=== Exercise description ===
The data should be written out in full, exactly as it stands, and the pictures dropped.

=== Task data ===
##########
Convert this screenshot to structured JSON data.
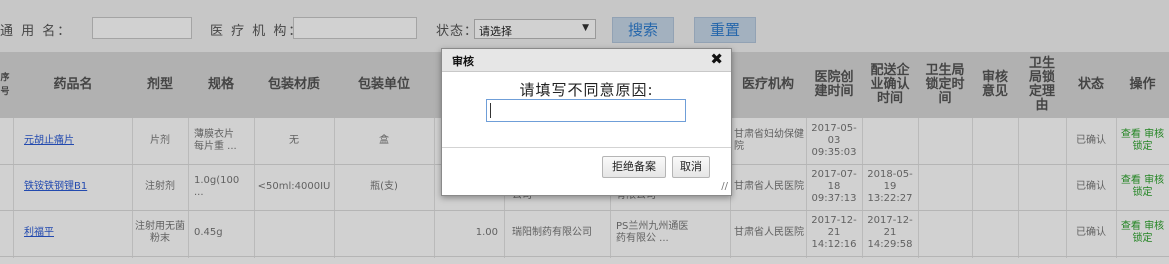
{
  "filters": {
    "common_name_label": "通 用 名：",
    "institution_label": "医 疗 机 构：",
    "status_label": "状态：",
    "status_value": "请选择",
    "search_button": "搜索",
    "reset_button": "重置"
  },
  "table": {
    "left_edge_header": "序\n号",
    "headers": {
      "drug_name": "药品名",
      "dosage_form": "剂型",
      "spec": "规格",
      "pkg_material": "包装材质",
      "pkg_unit": "包装单位",
      "institution": "医疗机构",
      "hospital_created": "医院创\n建时间",
      "delivery_confirm": "配送企\n业确认\n时间",
      "health_lock": "卫生局\n锁定时\n间",
      "review_opinion": "审核\n意见",
      "health_lock_reason": "卫生\n局锁\n定理\n由",
      "status": "状态",
      "action": "操作"
    },
    "rows": [
      {
        "drug_name": "元胡止痛片",
        "dosage_form": "片剂",
        "spec": "薄膜衣片\n每片重 ...",
        "pkg_material": "无",
        "pkg_unit": "盒",
        "qty": "",
        "manufacturer": "",
        "distributor": "",
        "institution": "甘肃省妇幼保健院",
        "hospital_created": "2017-05-\n03\n09:35:03",
        "delivery_confirm": "",
        "status": "已确认",
        "view": "查看",
        "review": "审核",
        "lock": "锁定"
      },
      {
        "drug_name": "铁铵铁钢锂B1",
        "dosage_form": "注射剂",
        "spec": "1.0g(100\n...",
        "pkg_material": "<50ml:4000IU",
        "pkg_unit": "瓶(支)",
        "qty": "",
        "manufacturer": "公司",
        "distributor": "有限公司",
        "institution": "甘肃省人民医院",
        "hospital_created": "2017-07-\n18\n09:37:13",
        "delivery_confirm": "2018-05-\n19\n13:22:27",
        "status": "已确认",
        "view": "查看",
        "review": "审核",
        "lock": "锁定"
      },
      {
        "drug_name": "利福平",
        "dosage_form": "注射用无菌\n粉末",
        "spec": "0.45g",
        "pkg_material": "",
        "pkg_unit": "",
        "qty": "1.00",
        "manufacturer": "瑞阳制药有限公司",
        "distributor": "PS兰州九州通医\n药有限公 ...",
        "institution": "甘肃省人民医院",
        "hospital_created": "2017-12-\n21\n14:12:16",
        "delivery_confirm": "2017-12-\n21\n14:29:58",
        "status": "已确认",
        "view": "查看",
        "review": "审核",
        "lock": "锁定"
      }
    ]
  },
  "modal": {
    "title": "审核",
    "close_glyph": "✖",
    "prompt": "请填写不同意原因:",
    "input_value": "",
    "reject_button": "拒绝备案",
    "cancel_button": "取消",
    "resize_glyph": "//"
  }
}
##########
=== Exercise solution ===
Convert this screenshot to structured JSON data.
{
  "filters": {
    "common_name_label": "通 用 名：",
    "institution_label": "医 疗 机 构：",
    "status_label": "状态：",
    "status_value": "请选择",
    "search_button": "搜索",
    "reset_button": "重置"
  },
  "table": {
    "left_edge_header": "序\n号",
    "headers": {
      "drug_name": "药品名",
      "dosage_form": "剂型",
      "spec": "规格",
      "pkg_material": "包装材质",
      "pkg_unit": "包装单位",
      "institution": "医疗机构",
      "hospital_created": "医院创\n建时间",
      "delivery_confirm": "配送企\n业确认\n时间",
      "health_lock": "卫生局\n锁定时\n间",
      "review_opinion": "审核\n意见",
      "health_lock_reason": "卫生\n局锁\n定理\n由",
      "status": "状态",
      "action": "操作"
    },
    "rows": [
      {
        "drug_name": "元胡止痛片",
        "dosage_form": "片剂",
        "spec": "薄膜衣片\n每片重 ...",
        "pkg_material": "无",
        "pkg_unit": "盒",
        "qty": "",
        "manufacturer": "",
        "distributor": "",
        "institution": "甘肃省妇幼保健院",
        "hospital_created": "2017-05-\n03\n09:35:03",
        "delivery_confirm": "",
        "status": "已确认",
        "view": "查看",
        "review": "审核",
        "lock": "锁定"
      },
      {
        "drug_name": "铁铵铁钢锂B1",
        "dosage_form": "注射剂",
        "spec": "1.0g(100\n...",
        "pkg_material": "<50ml:4000IU",
        "pkg_unit": "瓶(支)",
        "qty": "",
        "manufacturer": "公司",
        "distributor": "有限公司",
        "institution": "甘肃省人民医院",
        "hospital_created": "2017-07-\n18\n09:37:13",
        "delivery_confirm": "2018-05-\n19\n13:22:27",
        "status": "已确认",
        "view": "查看",
        "review": "审核",
        "lock": "锁定"
      },
      {
        "drug_name": "利福平",
        "dosage_form": "注射用无菌\n粉末",
        "spec": "0.45g",
        "pkg_material": "",
        "pkg_unit": "",
        "qty": "1.00",
        "manufacturer": "瑞阳制药有限公司",
        "distributor": "PS兰州九州通医\n药有限公 ...",
        "institution": "甘肃省人民医院",
        "hospital_created": "2017-12-\n21\n14:12:16",
        "delivery_confirm": "2017-12-\n21\n14:29:58",
        "status": "已确认",
        "view": "查看",
        "review": "审核",
        "lock": "锁定"
      }
    ]
  },
  "modal": {
    "title": "审核",
    "close_glyph": "✖",
    "prompt": "请填写不同意原因:",
    "input_value": "",
    "reject_button": "拒绝备案",
    "cancel_button": "取消",
    "resize_glyph": "//"
  }
}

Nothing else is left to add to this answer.